There's more where that came from as well. In April, members were alerted to a cash deal during another Southwest promo code sale with fares on both nonstop and connecting flights from cities across western and central U.S. to Hawaii, all for under $394 roundtrip.
Flying to, from, or within California is another great sweet spot for flying Southwest Airlines. Southwest currently flies to and from a whopping 13 California airports – including more service to California's smaller (and often more convenient) airports than you'll find on any other airline.
Want to fly to Hollywood? The best way to get there is to fly into Burbank (BUR) and Thrifty Traveler Premium members recently received a great deal for summer travel on Southwest, with fares starting from just $87 roundtrip.
With so many airlines flying to Florida, competition is fierce. But if you'd like to avoid budget airlines, you'll find more nonstop flights to cities throughout Florida flying Southwest than the other big-name carriers.
Sure, Miami (MIA) is dominated by American Airlines, but Southwest recently started service there, too. In addition, Southwest has a huge network of flights to Ft. Lauderdale (FLL), Ft. Myers (RSW), Orlando (MCO), and Tampa (TPA). In total, Southwest operates at 11 Florida airports.
And the fares aren't bad either. Take this flight from New Orleans (MSY) to Orlando (MCO) over Labor Day Weekend. You could fly Southwest nonstop for $178 roundtrip.
Which would you choose? In this instance (and many others), it could be a no-brainer to fly Southwest.
Mid-Size Cities That Aren't Hubs
Finally, some of the most obscure sweet spots within Southwest's network are if you're flying to or from cities like Kansas City (MCI), Nashville (BNA), San Antonio (SAT), or St. Louis (STL).
What do these cities have in common?

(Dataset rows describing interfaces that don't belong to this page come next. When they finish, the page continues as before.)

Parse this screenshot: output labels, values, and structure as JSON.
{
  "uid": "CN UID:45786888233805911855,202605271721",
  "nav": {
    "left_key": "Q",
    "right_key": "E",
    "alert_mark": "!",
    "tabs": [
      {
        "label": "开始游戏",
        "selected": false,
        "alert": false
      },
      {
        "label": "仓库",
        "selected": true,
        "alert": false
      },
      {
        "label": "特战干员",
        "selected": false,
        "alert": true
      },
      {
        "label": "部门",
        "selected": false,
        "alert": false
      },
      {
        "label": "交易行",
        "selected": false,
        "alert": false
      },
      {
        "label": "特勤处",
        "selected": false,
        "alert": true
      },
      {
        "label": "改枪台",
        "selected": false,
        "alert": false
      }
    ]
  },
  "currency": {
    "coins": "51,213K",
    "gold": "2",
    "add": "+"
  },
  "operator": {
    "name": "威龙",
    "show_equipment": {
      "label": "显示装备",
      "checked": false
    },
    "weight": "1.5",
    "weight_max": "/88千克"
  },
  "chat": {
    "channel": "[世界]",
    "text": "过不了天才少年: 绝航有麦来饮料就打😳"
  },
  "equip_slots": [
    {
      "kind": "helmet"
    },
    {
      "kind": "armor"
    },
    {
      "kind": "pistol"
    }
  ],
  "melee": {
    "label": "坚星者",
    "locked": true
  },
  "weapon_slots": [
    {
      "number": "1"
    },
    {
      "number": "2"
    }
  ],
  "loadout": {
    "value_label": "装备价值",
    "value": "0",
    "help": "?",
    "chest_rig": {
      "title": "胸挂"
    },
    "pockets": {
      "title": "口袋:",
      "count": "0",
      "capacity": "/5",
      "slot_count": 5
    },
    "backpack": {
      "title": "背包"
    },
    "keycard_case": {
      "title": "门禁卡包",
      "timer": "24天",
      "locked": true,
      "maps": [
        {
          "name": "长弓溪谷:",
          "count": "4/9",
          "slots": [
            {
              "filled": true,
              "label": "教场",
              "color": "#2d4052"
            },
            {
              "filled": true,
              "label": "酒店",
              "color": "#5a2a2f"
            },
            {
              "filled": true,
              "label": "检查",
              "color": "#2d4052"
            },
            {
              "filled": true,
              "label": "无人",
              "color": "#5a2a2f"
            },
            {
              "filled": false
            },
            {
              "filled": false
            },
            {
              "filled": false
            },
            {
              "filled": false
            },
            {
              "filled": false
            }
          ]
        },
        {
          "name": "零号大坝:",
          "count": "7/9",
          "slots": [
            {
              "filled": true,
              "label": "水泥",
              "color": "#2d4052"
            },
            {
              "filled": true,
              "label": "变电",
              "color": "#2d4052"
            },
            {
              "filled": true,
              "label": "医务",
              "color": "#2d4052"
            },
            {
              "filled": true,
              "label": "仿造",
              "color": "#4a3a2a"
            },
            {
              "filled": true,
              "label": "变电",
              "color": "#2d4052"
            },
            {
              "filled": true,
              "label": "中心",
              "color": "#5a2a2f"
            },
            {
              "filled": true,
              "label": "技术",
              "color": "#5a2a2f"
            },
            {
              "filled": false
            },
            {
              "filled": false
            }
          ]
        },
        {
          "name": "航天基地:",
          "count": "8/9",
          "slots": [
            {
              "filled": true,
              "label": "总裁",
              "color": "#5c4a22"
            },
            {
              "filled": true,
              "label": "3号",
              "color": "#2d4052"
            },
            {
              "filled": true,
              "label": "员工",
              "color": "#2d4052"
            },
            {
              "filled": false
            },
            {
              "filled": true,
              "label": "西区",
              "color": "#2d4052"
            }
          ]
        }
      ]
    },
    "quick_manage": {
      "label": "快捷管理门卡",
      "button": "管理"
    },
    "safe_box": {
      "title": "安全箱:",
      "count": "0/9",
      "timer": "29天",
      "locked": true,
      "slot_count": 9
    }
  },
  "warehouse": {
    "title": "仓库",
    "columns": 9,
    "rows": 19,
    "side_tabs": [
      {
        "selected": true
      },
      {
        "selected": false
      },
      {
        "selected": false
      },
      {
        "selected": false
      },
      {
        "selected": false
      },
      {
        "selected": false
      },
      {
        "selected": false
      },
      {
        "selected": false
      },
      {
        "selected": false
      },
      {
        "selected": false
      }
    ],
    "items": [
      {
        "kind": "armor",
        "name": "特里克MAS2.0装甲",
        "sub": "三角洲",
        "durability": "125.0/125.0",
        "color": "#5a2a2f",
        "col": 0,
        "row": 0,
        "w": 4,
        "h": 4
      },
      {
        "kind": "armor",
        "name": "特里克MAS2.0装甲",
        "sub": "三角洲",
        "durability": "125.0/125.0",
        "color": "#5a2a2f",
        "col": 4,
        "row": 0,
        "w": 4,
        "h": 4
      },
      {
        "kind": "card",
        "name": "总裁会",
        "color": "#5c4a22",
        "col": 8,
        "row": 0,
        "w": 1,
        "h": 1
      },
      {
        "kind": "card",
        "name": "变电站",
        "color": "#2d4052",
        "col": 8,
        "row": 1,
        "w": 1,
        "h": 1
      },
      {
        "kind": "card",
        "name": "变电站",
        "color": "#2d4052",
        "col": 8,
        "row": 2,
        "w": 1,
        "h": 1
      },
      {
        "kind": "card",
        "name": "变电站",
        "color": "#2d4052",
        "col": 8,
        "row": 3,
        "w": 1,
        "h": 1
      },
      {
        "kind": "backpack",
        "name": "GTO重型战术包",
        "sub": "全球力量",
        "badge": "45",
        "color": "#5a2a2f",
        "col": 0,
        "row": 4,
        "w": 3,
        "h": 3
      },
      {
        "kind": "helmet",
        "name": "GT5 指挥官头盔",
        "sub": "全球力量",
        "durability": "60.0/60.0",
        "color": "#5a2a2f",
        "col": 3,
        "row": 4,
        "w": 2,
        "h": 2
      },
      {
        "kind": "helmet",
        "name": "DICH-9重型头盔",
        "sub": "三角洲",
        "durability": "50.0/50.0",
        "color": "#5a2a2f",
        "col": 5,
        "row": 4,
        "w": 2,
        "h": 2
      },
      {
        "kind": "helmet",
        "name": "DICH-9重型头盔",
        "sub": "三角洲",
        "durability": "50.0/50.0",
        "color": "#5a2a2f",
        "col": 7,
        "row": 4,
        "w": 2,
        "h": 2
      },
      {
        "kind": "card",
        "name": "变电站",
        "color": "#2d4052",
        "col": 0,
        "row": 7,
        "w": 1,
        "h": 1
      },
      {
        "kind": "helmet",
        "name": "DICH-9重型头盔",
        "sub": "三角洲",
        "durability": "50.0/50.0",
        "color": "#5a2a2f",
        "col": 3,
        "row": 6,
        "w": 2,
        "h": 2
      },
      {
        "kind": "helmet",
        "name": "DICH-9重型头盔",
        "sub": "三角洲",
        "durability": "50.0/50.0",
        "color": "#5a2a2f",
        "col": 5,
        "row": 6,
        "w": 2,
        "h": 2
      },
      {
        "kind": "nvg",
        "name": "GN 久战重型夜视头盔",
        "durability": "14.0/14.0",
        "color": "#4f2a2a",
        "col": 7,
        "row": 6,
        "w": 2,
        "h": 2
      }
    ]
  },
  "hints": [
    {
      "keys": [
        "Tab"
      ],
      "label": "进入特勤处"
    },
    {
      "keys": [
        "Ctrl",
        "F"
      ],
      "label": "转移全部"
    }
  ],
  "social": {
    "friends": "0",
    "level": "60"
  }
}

They all have a plethora of flights on Southwest but are not a hub for any other airline.
Last summer, we sent a deal to Thrifty Traveler Premium+ members with flights to Nashville starting from just 5,000 Rapid Rewards points roundtrip. The list included over 40 cities, all for less than 19,000 points roundtrip. All for nonstop flights.
Southwest Flies International, Too
While Southwest is primarily a domestic airline, it does fly to a few international destinations in Mexico, Central America, and the Caribbean.
Since its international network is limited, Southwest hasn't had as much of an impact on international travel as it has domestically. Still, you'll definitely want to have a look at Southwest's fares to compare if you're traveling to one of these destinations.
Southwest is a solid airline with a no-nonsense fare structure.
The only big downside is that you won't find its fares on Google Flights or anywhere else other than its own website, and that means more legwork to do some price comparison. But with two free checked bags and no change fees on every flight, it's well worth exploring to know all your options – and doing the math to see which airline will cut you a better deal after extra fees.
Long story short, always double-check directly with Southwest Airlines when searching for a cheap flight.
All Southwest plane photos courtesy of Tomas del Coro via Flickr